(EDUCAUSE Review, Julie Crowley, Abigail Evans, Janice Fournier, Taryn Pedigo, William Washington, Heidi Stahl, February 27, 2017)
If a student wants to find out about a group or club that supports their interests, where do they look? If group administrator is trying to get the word out, is it best to use email, social media, text messages, or sandwich boards?
If the goal is to create a student-centered learning ecosystem, what tools and communication strategies will help students weave what they do in the classroom with their co-curricular interests and their plans for post-graduation? In this report from the University of Washington, the authors looked at the ways that students received information about the opportunities available to them on campus and compared this to the ways administrators communicated this information.
Key findings from this report include not only the different ways students seek information about co-curriculars, but also the way that a student’s approach to co-curricular activities changes depending on where they are on their path through college. Knowing more about general student behaviors, and having access to data about specific student interests will be essential to creating an ecosystem that makes the opportunities on campus clear and available to all.

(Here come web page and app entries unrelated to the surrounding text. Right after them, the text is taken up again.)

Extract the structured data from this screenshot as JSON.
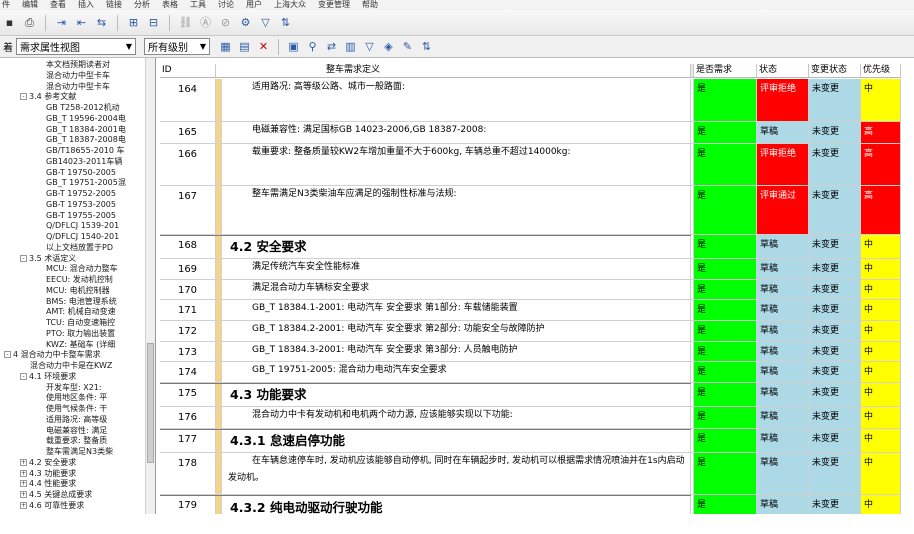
{
  "menu": [
    "件",
    "编辑",
    "查看",
    "插入",
    "链接",
    "分析",
    "表格",
    "工具",
    "讨论",
    "用户",
    "上海大众",
    "变更管理",
    "帮助"
  ],
  "toolbar_icons": [
    "save-icon",
    "print-icon",
    "indent-icon",
    "outdent-icon",
    "move-icon",
    "insert-object-icon",
    "insert-object-below-icon",
    "link-icon",
    "format-icon",
    "unlink-icon",
    "attribute-icon",
    "filter-icon",
    "sort-icon"
  ],
  "viewbar": {
    "label": "着",
    "view_select": "需求属性视图",
    "level_select": "所有级别"
  },
  "tree": [
    {
      "text": "本文档预期读者对",
      "indent": 46
    },
    {
      "text": "混合动力中型卡车",
      "indent": 46
    },
    {
      "text": "混合动力中型卡车",
      "indent": 46
    },
    {
      "text": "3.4 参考文献",
      "indent": 30,
      "exp": "-"
    },
    {
      "text": "GB T258-2012机动",
      "indent": 46
    },
    {
      "text": "GB_T 19596-2004电",
      "indent": 46
    },
    {
      "text": "GB_T 18384-2001电",
      "indent": 46
    },
    {
      "text": "GB_T 18387-2008电",
      "indent": 46
    },
    {
      "text": "GB/T18655-2010 车",
      "indent": 46
    },
    {
      "text": "GB14023-2011车辆",
      "indent": 46
    },
    {
      "text": "GB-T 19750-2005",
      "indent": 46
    },
    {
      "text": "GB_T 19751-2005混",
      "indent": 46
    },
    {
      "text": "GB-T 19752-2005",
      "indent": 46
    },
    {
      "text": "GB-T 19753-2005",
      "indent": 46
    },
    {
      "text": "GB-T 19755-2005",
      "indent": 46
    },
    {
      "text": "Q/DFLCJ 1539-201",
      "indent": 46
    },
    {
      "text": "Q/DFLCJ 1540-201",
      "indent": 46
    },
    {
      "text": "以上文档放置于PD",
      "indent": 46
    },
    {
      "text": "3.5 术语定义",
      "indent": 30,
      "exp": "-"
    },
    {
      "text": "MCU: 混合动力整车",
      "indent": 46
    },
    {
      "text": "EECU: 发动机控制",
      "indent": 46
    },
    {
      "text": "MCU: 电机控制器",
      "indent": 46
    },
    {
      "text": "BMS: 电池管理系统",
      "indent": 46
    },
    {
      "text": "AMT: 机械自动变速",
      "indent": 46
    },
    {
      "text": "TCU: 自动变速箱控",
      "indent": 46
    },
    {
      "text": "PTO: 取力输出装置",
      "indent": 46
    },
    {
      "text": "KWZ: 基础车 (详细",
      "indent": 46
    },
    {
      "text": "4 混合动力中卡整车需求",
      "indent": 14,
      "exp": "-"
    },
    {
      "text": "混合动力中卡是在KWZ",
      "indent": 30
    },
    {
      "text": "4.1 环境要求",
      "indent": 30,
      "exp": "-"
    },
    {
      "text": "开发车型: X21:",
      "indent": 46
    },
    {
      "text": "使用地区条件: 平",
      "indent": 46
    },
    {
      "text": "使用气候条件: 干",
      "indent": 46
    },
    {
      "text": "适用路况: 高等级",
      "indent": 46
    },
    {
      "text": "电磁兼容性: 满足",
      "indent": 46
    },
    {
      "text": "载重要求: 整备质",
      "indent": 46
    },
    {
      "text": "整车需满足N3类柴",
      "indent": 46
    },
    {
      "text": "4.2 安全要求",
      "indent": 30,
      "exp": "+"
    },
    {
      "text": "4.3 功能要求",
      "indent": 30,
      "exp": "+"
    },
    {
      "text": "4.4 性能要求",
      "indent": 30,
      "exp": "+"
    },
    {
      "text": "4.5 关键总成要求",
      "indent": 30,
      "exp": "+"
    },
    {
      "text": "4.6 可靠性要求",
      "indent": 30,
      "exp": "+"
    }
  ],
  "grid": {
    "headers": {
      "id": "ID",
      "def": "整车需求定义",
      "req": "是否需求",
      "status": "状态",
      "chg": "变更状态",
      "pri": "优先级"
    },
    "rows": [
      {
        "id": "164",
        "def": "适用路况: 高等级公路、城市一般路面:",
        "req": "是",
        "status": "评审拒绝",
        "status_color": "red",
        "chg": "未变更",
        "pri": "中",
        "pri_color": "yellow",
        "h": 43,
        "style": "indent"
      },
      {
        "id": "165",
        "def": "电磁兼容性: 满足国标GB 14023-2006,GB 18387-2008:",
        "req": "是",
        "status": "草稿",
        "status_color": "blue",
        "chg": "未变更",
        "pri": "高",
        "pri_color": "red",
        "h": 22,
        "style": "indent"
      },
      {
        "id": "166",
        "def": "载重要求: 整备质量较KW2车增加重量不大于600kg, 车辆总重不超过14000kg:",
        "req": "是",
        "status": "评审拒绝",
        "status_color": "red",
        "chg": "未变更",
        "pri": "高",
        "pri_color": "red",
        "h": 42,
        "style": "indent"
      },
      {
        "id": "167",
        "def": "整车需满足N3类柴油车应满足的强制性标准与法规:",
        "req": "是",
        "status": "评审通过",
        "status_color": "red",
        "chg": "未变更",
        "pri": "高",
        "pri_color": "red",
        "h": 49,
        "style": "indent"
      },
      {
        "id": "168",
        "def": "4.2 安全要求",
        "req": "是",
        "status": "草稿",
        "status_color": "blue",
        "chg": "未变更",
        "pri": "中",
        "pri_color": "yellow",
        "h": 24,
        "style": "heading"
      },
      {
        "id": "169",
        "def": "满足传统汽车安全性能标准",
        "req": "是",
        "status": "草稿",
        "status_color": "blue",
        "chg": "未变更",
        "pri": "中",
        "pri_color": "yellow",
        "h": 21,
        "style": "indent"
      },
      {
        "id": "170",
        "def": "满足混合动力车辆标安全要求",
        "req": "是",
        "status": "草稿",
        "status_color": "blue",
        "chg": "未变更",
        "pri": "中",
        "pri_color": "yellow",
        "h": 20,
        "style": "indent"
      },
      {
        "id": "171",
        "def": "GB_T 18384.1-2001: 电动汽车 安全要求 第1部分: 车载储能装置",
        "req": "是",
        "status": "草稿",
        "status_color": "blue",
        "chg": "未变更",
        "pri": "中",
        "pri_color": "yellow",
        "h": 21,
        "style": "indent"
      },
      {
        "id": "172",
        "def": "GB_T 18384.2-2001: 电动汽车 安全要求 第2部分: 功能安全与故障防护",
        "req": "是",
        "status": "草稿",
        "status_color": "blue",
        "chg": "未变更",
        "pri": "中",
        "pri_color": "yellow",
        "h": 21,
        "style": "indent"
      },
      {
        "id": "173",
        "def": "GB_T 18384.3-2001: 电动汽车 安全要求 第3部分: 人员触电防护",
        "req": "是",
        "status": "草稿",
        "status_color": "blue",
        "chg": "未变更",
        "pri": "中",
        "pri_color": "yellow",
        "h": 20,
        "style": "indent"
      },
      {
        "id": "174",
        "def": "GB_T 19751-2005:   混合动力电动汽车安全要求",
        "req": "是",
        "status": "草稿",
        "status_color": "blue",
        "chg": "未变更",
        "pri": "中",
        "pri_color": "yellow",
        "h": 21,
        "style": "indent"
      },
      {
        "id": "175",
        "def": "4.3 功能要求",
        "req": "是",
        "status": "草稿",
        "status_color": "blue",
        "chg": "未变更",
        "pri": "中",
        "pri_color": "yellow",
        "h": 24,
        "style": "heading"
      },
      {
        "id": "176",
        "def": "混合动力中卡有发动机和电机两个动力源, 应该能够实现以下功能:",
        "req": "是",
        "status": "草稿",
        "status_color": "blue",
        "chg": "未变更",
        "pri": "中",
        "pri_color": "yellow",
        "h": 22,
        "style": "indent"
      },
      {
        "id": "177",
        "def": "4.3.1 怠速启停功能",
        "req": "是",
        "status": "草稿",
        "status_color": "blue",
        "chg": "未变更",
        "pri": "中",
        "pri_color": "yellow",
        "h": 24,
        "style": "heading"
      },
      {
        "id": "178",
        "def": "在车辆怠速停车时, 发动机应该能够自动停机, 同时在车辆起步时, 发动机可以根据需求情况喷油并在1s内启动发动机。",
        "req": "是",
        "status": "草稿",
        "status_color": "blue",
        "chg": "未变更",
        "pri": "中",
        "pri_color": "yellow",
        "h": 42,
        "style": "wrap"
      },
      {
        "id": "179",
        "def": "4.3.2 纯电动驱动行驶功能",
        "req": "是",
        "status": "草稿",
        "status_color": "blue",
        "chg": "未变更",
        "pri": "中",
        "pri_color": "yellow",
        "h": 26,
        "style": "heading"
      }
    ]
  }
}
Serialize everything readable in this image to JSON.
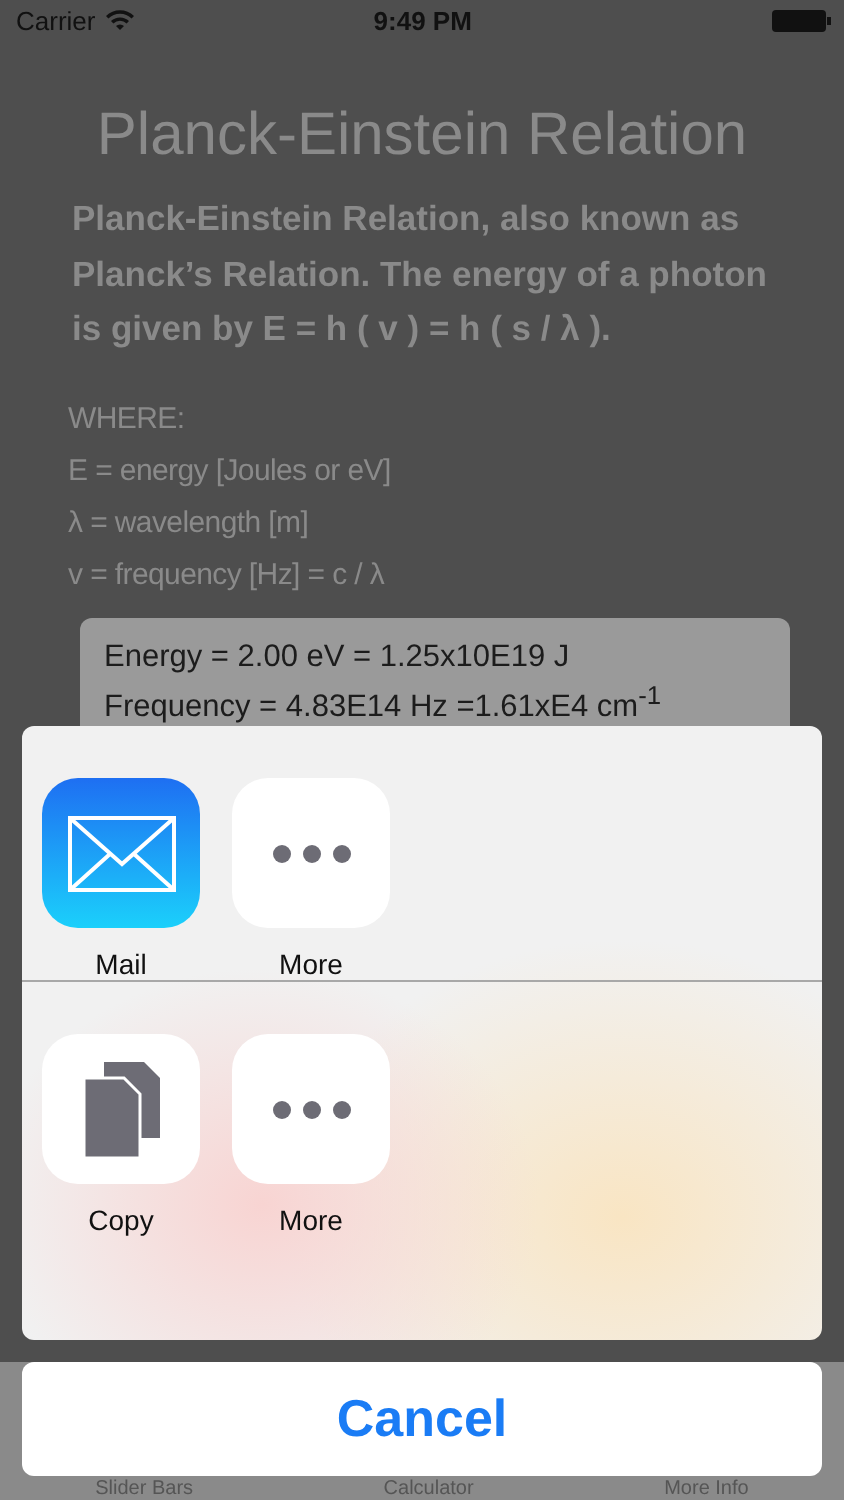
{
  "status_bar": {
    "carrier": "Carrier",
    "time": "9:49 PM"
  },
  "title": "Planck-Einstein Relation",
  "description": "Planck-Einstein Relation, also known as Planck’s Relation. The energy of a photon is given by E = h ( v ) = h ( s / λ ).",
  "where_lines": [
    "WHERE:",
    "E = energy [Joules or eV]",
    "λ = wavelength [m]",
    "v = frequency [Hz] = c / λ"
  ],
  "results": [
    "Energy = 2.00 eV = 1.25x10E19 J",
    "Frequency = 4.83E14 Hz =1.61xE4 cm$^{-1}$"
  ],
  "share_sheet": {
    "rows": [
      {
        "items": [
          {
            "kind": "mail",
            "label": "Mail"
          },
          {
            "kind": "more",
            "label": "More"
          }
        ]
      },
      {
        "items": [
          {
            "kind": "copy",
            "label": "Copy"
          },
          {
            "kind": "more",
            "label": "More"
          }
        ]
      }
    ],
    "cancel": "Cancel"
  },
  "tab_bar": [
    "Slider Bars",
    "Calculator",
    "More Info"
  ]
}
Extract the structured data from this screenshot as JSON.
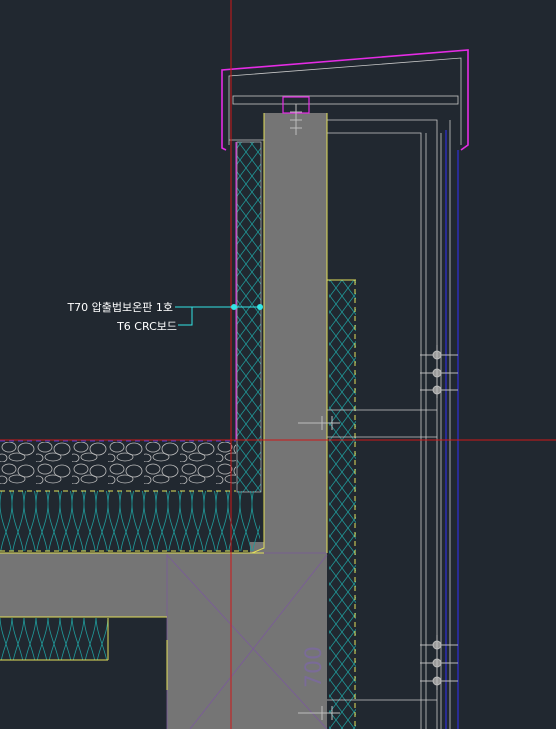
{
  "drawing": {
    "labels": {
      "insulation": "T70 압출법보온판 1호",
      "board": "T6 CRC보드"
    },
    "dimension_text": "700"
  },
  "colors": {
    "background": "#212830",
    "concrete": "#757575",
    "insulation_hatch": "#1f9a9a",
    "outline_yellow": "#e3e05a",
    "crosshair_red": "#d01818",
    "parapet_magenta": "#e52ce5",
    "leader_cyan": "#33e5e5",
    "blue_line": "#2f2fd8",
    "white_line": "#c8c8c8",
    "purple_line": "#7a5a9a"
  },
  "icons": {
    "anchor": "anchor-bolt-icon",
    "bracket": "curtain-wall-bracket-icon"
  }
}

Read the full article: Connecting Students to Co-Curriculars: Pathways through the Campus Information Ecosystem